Words are possibly the most powerful of all ammunition in the human nelson. They have the power to raise spirits, to elevate expectations, to inspire love, to create a whirlwind of desire and yet conversely they also have the ability to prick one's bubbling joy, to wound, to harm and to instill deep sadness.
Extraordinarily the same words in the English language can create entirely different emotions when used in differing contexts. Within the space of two days, the words "I miss you" were uttered to me. The first was a sign of warmth, of a burgeoning friendship borne from a love, shared interest in and passion for food. I felt honoured and full of joy to be lucky enough to have been missed.
The second however made me feel wretched, deeply saddened, momentarily angry and ashamed. Ashamed that this wonderful person's deep love for me had caused them pain; that I had neglected them in what can I can only think is a strange bid for independence. And yet ultimately I feel incredibly fortunate to be so cherished.

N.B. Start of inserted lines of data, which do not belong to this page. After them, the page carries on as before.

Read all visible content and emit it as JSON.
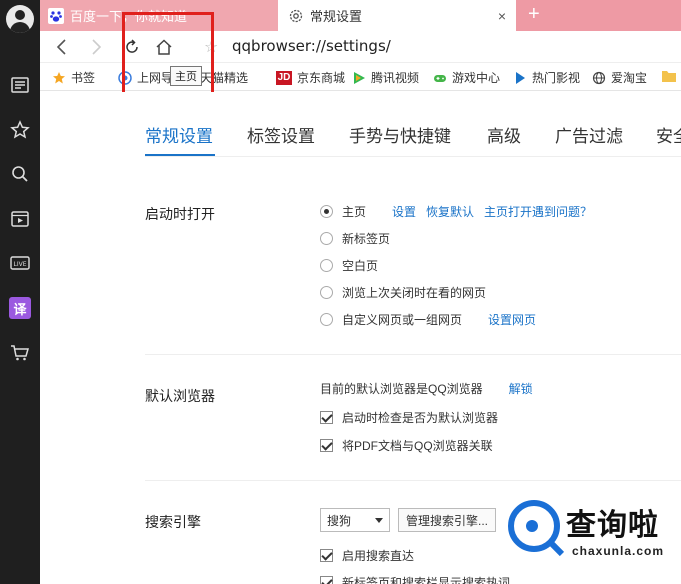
{
  "tabs": [
    {
      "title": "百度一下，你就知道"
    },
    {
      "title": "常规设置",
      "close": "×"
    }
  ],
  "new_tab_symbol": "+",
  "address": {
    "url": "qqbrowser://settings/"
  },
  "tooltip": "主页",
  "bookmarks": [
    {
      "label": "书签",
      "icon": "star-icon",
      "color": "#f5a623"
    },
    {
      "label": "上网导航",
      "icon": "navigation-icon",
      "color": "#3b7ddd"
    },
    {
      "label": "天猫精选",
      "icon": "tmall-icon",
      "color": "#e1251b"
    },
    {
      "label": "京东商城",
      "icon": "jd-icon",
      "color": "#c81623",
      "badge": "JD"
    },
    {
      "label": "腾讯视频",
      "icon": "tencent-video-icon",
      "color": "#33b94f"
    },
    {
      "label": "游戏中心",
      "icon": "gamepad-icon",
      "color": "#44b549"
    },
    {
      "label": "热门影视",
      "icon": "play-icon",
      "color": "#1a73c8"
    },
    {
      "label": "爱淘宝",
      "icon": "globe-icon",
      "color": "#444444"
    }
  ],
  "sidebar": {
    "translate_label": "译"
  },
  "settings_tabs": [
    {
      "label": "常规设置",
      "active": true
    },
    {
      "label": "标签设置"
    },
    {
      "label": "手势与快捷键"
    },
    {
      "label": "高级"
    },
    {
      "label": "广告过滤"
    },
    {
      "label": "安全"
    }
  ],
  "startup": {
    "title": "启动时打开",
    "options": [
      {
        "label": "主页",
        "checked": true
      },
      {
        "label": "新标签页"
      },
      {
        "label": "空白页"
      },
      {
        "label": "浏览上次关闭时在看的网页"
      },
      {
        "label": "自定义网页或一组网页"
      }
    ],
    "links": {
      "settings": "设置",
      "restore_default": "恢复默认",
      "homepage_problem": "主页打开遇到问题？",
      "set_pages": "设置网页"
    }
  },
  "default_browser": {
    "title": "默认浏览器",
    "status": "目前的默认浏览器是QQ浏览器",
    "unlock": "解锁",
    "check_on_start": "启动时检查是否为默认浏览器",
    "pdf_assoc": "将PDF文档与QQ浏览器关联"
  },
  "search": {
    "title": "搜索引擎",
    "engine": "搜狗",
    "manage": "管理搜索引擎...",
    "enable_direct": "启用搜索直达",
    "newtab_hot": "新标签页和搜索栏显示搜索热词"
  },
  "watermark": {
    "text": "查询啦",
    "url": "chaxunla.com"
  },
  "colors": {
    "accent": "#1a73c8",
    "highlight": "#e0201c",
    "tabstrip": "#ee9aa4"
  }
}
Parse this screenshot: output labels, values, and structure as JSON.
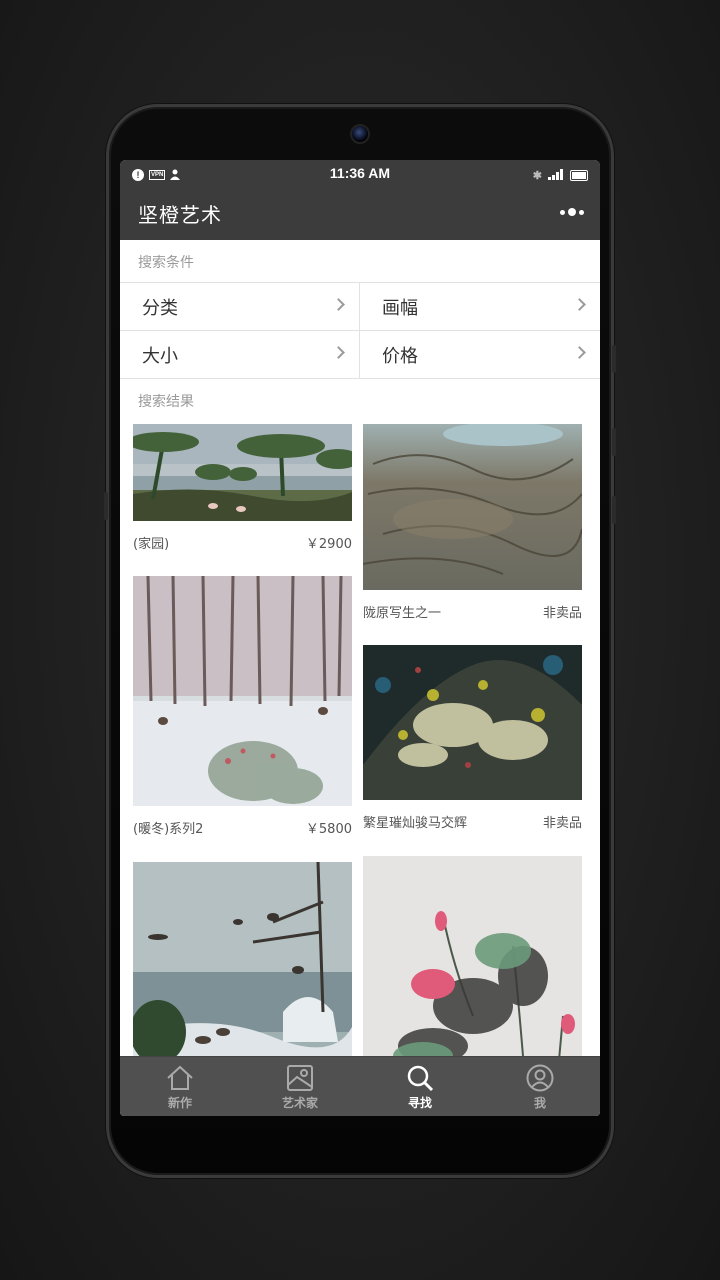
{
  "statusbar": {
    "time": "11:36 AM",
    "vpn_label": "VPN"
  },
  "appbar": {
    "title": "坚橙艺术"
  },
  "search": {
    "conditions_label": "搜索条件",
    "filters": [
      {
        "label": "分类"
      },
      {
        "label": "画幅"
      },
      {
        "label": "大小"
      },
      {
        "label": "价格"
      }
    ],
    "results_label": "搜索结果"
  },
  "results": [
    {
      "title": "(家园)",
      "price": "￥2900"
    },
    {
      "title": "陇原写生之一",
      "price": "非卖品"
    },
    {
      "title": "(暖冬)系列2",
      "price": "￥5800"
    },
    {
      "title": "繁星璀灿骏马交辉",
      "price": "非卖品"
    },
    {
      "title": "",
      "price": ""
    },
    {
      "title": "",
      "price": ""
    }
  ],
  "nav": [
    {
      "label": "新作",
      "icon": "home-icon"
    },
    {
      "label": "艺术家",
      "icon": "picture-icon"
    },
    {
      "label": "寻找",
      "icon": "search-icon"
    },
    {
      "label": "我",
      "icon": "user-icon"
    }
  ],
  "colors": {
    "bar": "#3c3c3c",
    "nav": "#505050",
    "label_gray": "#9a9a9a"
  }
}
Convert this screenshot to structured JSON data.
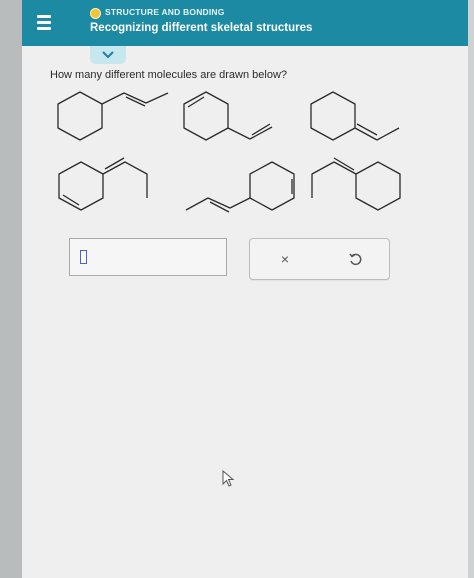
{
  "header": {
    "topic_label": "STRUCTURE AND BONDING",
    "lesson_title": "Recognizing different skeletal structures",
    "accent_color": "#1c8aa3",
    "status_color": "#f0c33a"
  },
  "question": {
    "prompt": "How many different molecules are drawn below?"
  },
  "answer": {
    "value": ""
  },
  "buttons": {
    "clear_label": "×",
    "undo_icon": "undo-icon"
  },
  "icons": {
    "menu": "menu-icon",
    "collapse": "chevron-down-icon",
    "cursor": "mouse-pointer-icon"
  }
}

And yet how interesting that three little words created such a maelstrom of emotions. I am left wondering if this is why I sometimes choose to express love and affection through cooking. Why I would rather bake a cake or cook a meal than risk my words being heard with a different meaning than which they were offered. Surely it is difficult to misinterpret the whipping up of a meringue; hard to be upset by the smell of a casserole as it develops in the oven; difficult to be angered by biting into one's favourite lemon cake?

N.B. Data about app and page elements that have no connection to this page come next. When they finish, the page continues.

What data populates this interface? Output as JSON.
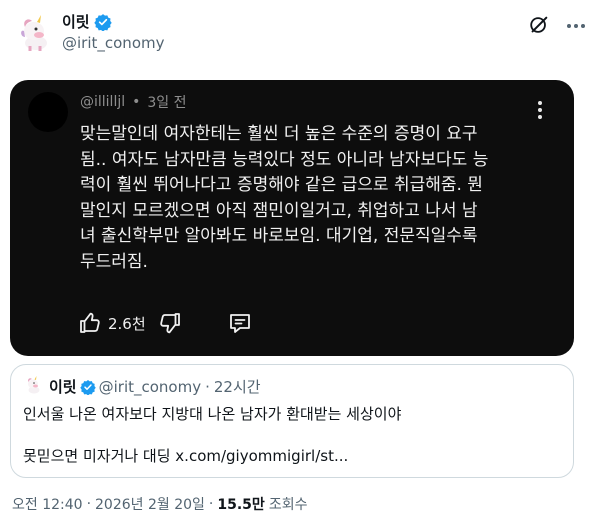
{
  "author": {
    "display_name": "이릿",
    "handle": "@irit_conomy"
  },
  "embedded_post": {
    "handle": "@illilljl",
    "time": "3일 전",
    "body": "맞는말인데 여자한테는 훨씬 더 높은 수준의 증명이 요구\n됨.. 여자도 남자만큼 능력있다 정도 아니라 남자보다도 능\n력이 훨씬 뛰어나다고 증명해야 같은 급으로 취급해줌. 뭔\n말인지 모르겠으면 아직 잼민이일거고, 취업하고 나서 남\n녀 출신학부만 알아봐도 바로보임. 대기업, 전문직일수록\n두드러짐.",
    "like_count": "2.6천"
  },
  "quote": {
    "display_name": "이릿",
    "handle": "@irit_conomy",
    "time": "22시간",
    "text_line1": "인서울 나온 여자보다 지방대 나온 남자가 환대받는 세상이야",
    "text_line2": "못믿으면 미자거나 대딩 x.com/giyommigirl/st..."
  },
  "footer": {
    "time": "오전 12:40",
    "date": "2026년 2월 20일",
    "views_count": "15.5만",
    "views_label": "조회수"
  },
  "colors": {
    "verified_blue": "#1d9bf0",
    "secondary_text": "#536471",
    "dark_card_bg": "#0d0d0d"
  },
  "icons": {
    "grok": "grok-icon",
    "more": "more-icon",
    "verified": "verified-badge-icon",
    "like": "thumbs-up-icon",
    "dislike": "thumbs-down-icon",
    "comment": "comment-icon"
  }
}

The language of food. A dictionary with a limited subtext and one of which I am increasingly fond.